However in Barcelona, for every polling station closed down there were a handful within walking distance where police chose not to intervene.
Through social media, community action and sheer weight of numbers the region found ways around the government’s attempts to prevent the referendum – which had included using court orders to close the census’ web servers.
According to the Catalan government, their “IT systems were attacked in various ways”, and police had confiscated nine million ballots before voting day.
“We have been watched over by drones and helicopters day and night,” a spokesperson said.
The Catalan government shared a Google map showing polling stations still in operation. Some volunteers roped themselves to ballot boxes to protect them.
Catalan President Carles Puigdemont said Spain’s “repressive operation” had been unsuccessful.
“Police brutality will forever shame those who are justifying it,” he said.
In the face of “unjustifiable violence” the people of Catalan had offered a “calm, peaceful response”, he said.
Spanish vice president Soraya Saenz de Santamaria said the government had taken action “against, electoral material, never against people”, and was “making a great effort because the law must be respected”.
“It is all about defending centuries of coexistence and decades of stability,” she said.
She said the central government had successfully prevented the poll from taking place.
“The referendum has not been held. The government has disrupted something that had no democratic guarantees … something unconstitutional, undemocratic and contrary to our rules of coexistence,” she said.
“(The Catalan administration) is on a path of irrationality and must stop this irresponsibility. What was never legal now is unfeasible.”
Many opposed to independence stayed away from the polls, not wanting to legitimise the result.
Maria, a Barcelona local taking part in an anti-independence demonstration on Sunday, said she was not going to vote “because it’s illegal”.
She wanted a united Spain because it would give the country more strength, she said. In the lead-up to the referendum there had been lies “on both sides” about the effect of independence on the region’s economy, she added.

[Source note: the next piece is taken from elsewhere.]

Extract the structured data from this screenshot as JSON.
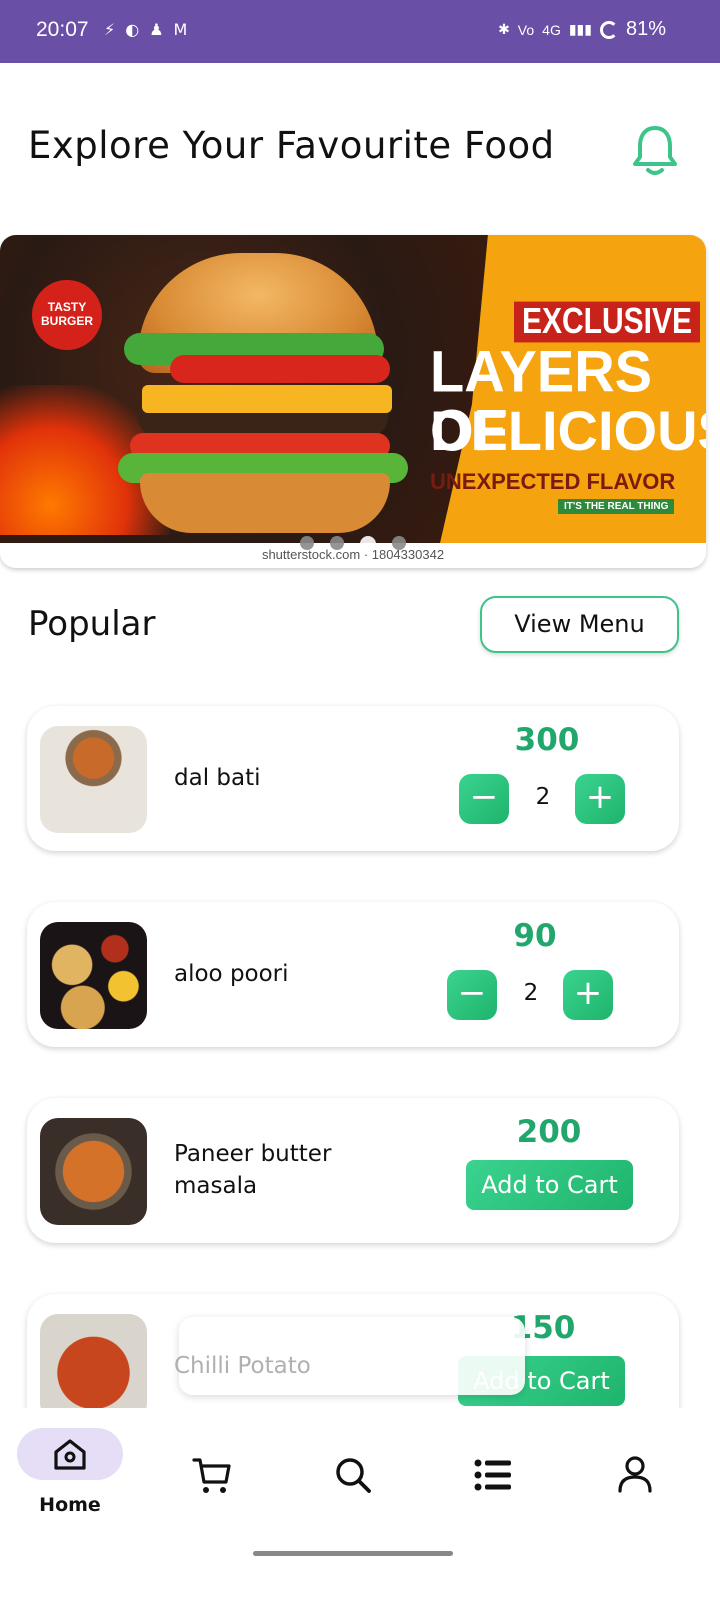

She was part of a march of flag-draped pro-unity protesters chanting “you can’t fool us, Catalonia is Spain”.
One of the most violent clashes in Barcelona came at a polling station in the Ramon Llull school.
Volunteer Marc Carrasco said hundreds of people had gathered at the school before daylight, aiming to peacefully prevent police from entering.
Half an hour before the polls opened “they tried to enter but it was impossible – people linked arms”, he said.
“A half hour later the police came back with guns and helmets. They jumped the fence. We went inside and closed the door but they crashed the door and seized the ballot boxes – and that was it.
“A few minutes later when they were leaving they were shooting plastic (rubber) bullets. There was a lot of that. They shot one guy in the eye.”
He shook his head at the Spanish police action.
“It’s so, so sad, it’s incredible,” he said. “Yes, yes, we have anger.”
“The Spanish answer was only police and the law – never a conversation, never, never democracy”.
There were more peaceful scenes at other polling stations, where voters put up with Spanish rain and slow queues.
They cheered and chanted “votarem!” (‘we will vote’).
Pol, 26, said he had waited all night in the queue to vote – finally getting his chance at 1pm, 17 hours since he joined the line.
“It’s a special feeling,” he said, beaming as he emerged from the voting station. “The most important thing is democracy, and the expression of democracy is to vote.
“I think the Spanish government has not done a good thing for its reputation today.”
A football match between FC Barcelona and Las Palmas was held behind closed doors on Sunday, amid fears that anger over the vote might spill into the stands.
In a statement the Barcelona club said it condemned the events in Catalonia which had taken place “to prevent its citizens exercising their democratic right to free expression”, and said the country’s football league had refused a request to postpone the game.
Players from the opposition Les Palmas side wore Spanish flags on their shirts in support of national unity.